Several lawmakers pressed Ms. White on whether a fiduciary-duty standard for retail investment advice would raise regulatory costs for brokers and force them to abandon investors with modest assets.
Rep. Steve Stivers, R-Ohio, asserted that a fiduciary-duty rule would “leave the little guy out.”
Ms. White said raising requirements for brokers to a best-interest standard, which investment advisers already meet, is good for small investors.
“It's to the benefit of retail investors,” Ms. White said. “That's who we're acting for.”
Rep. Ann Wagner, R-Mo., pressed Ms. White on whether her support of fiduciary duty was supported by findings of harm to investors by differing standards between brokers and advisers.
“Confusion is not a good thing in and of itself,” Ms. White said.
Later, Ms. White added that a fiduciary-duty rule should achieve “balance,” and that the Dodd-Frank law requires the SEC be “sensitive to existing business models.”
In her SIFMA speech, Ms. White said fiduciary-duty rulemaking should include a related effort to establish third-party examinations for investment advisers to supplement the agency's exams, which reach annually only 10% of the approximately 11,500 registered advisers.
Rep. Maxine Waters, D-Calif., ranking member of the committee, asked Ms. White how much more third-party exams would cost advisers compared to SEC oversight.

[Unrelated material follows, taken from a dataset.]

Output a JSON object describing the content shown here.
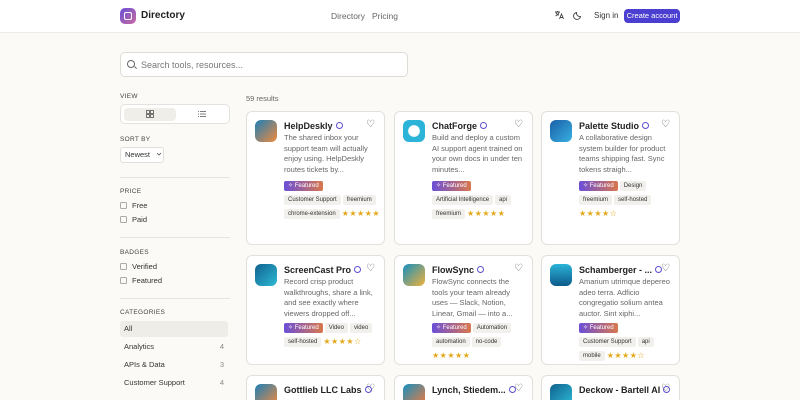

“It's hard to judge that” without a rule being fleshed out, Ms. White said.
Ms. Waters, who supports having the SEC charge advisers user fees to fund exams rather than farming them out to the private sector, pressed Ms. White on how to avoid conflicts related to third-party exams.
“That clearly needs to be addressed,” Ms. White said.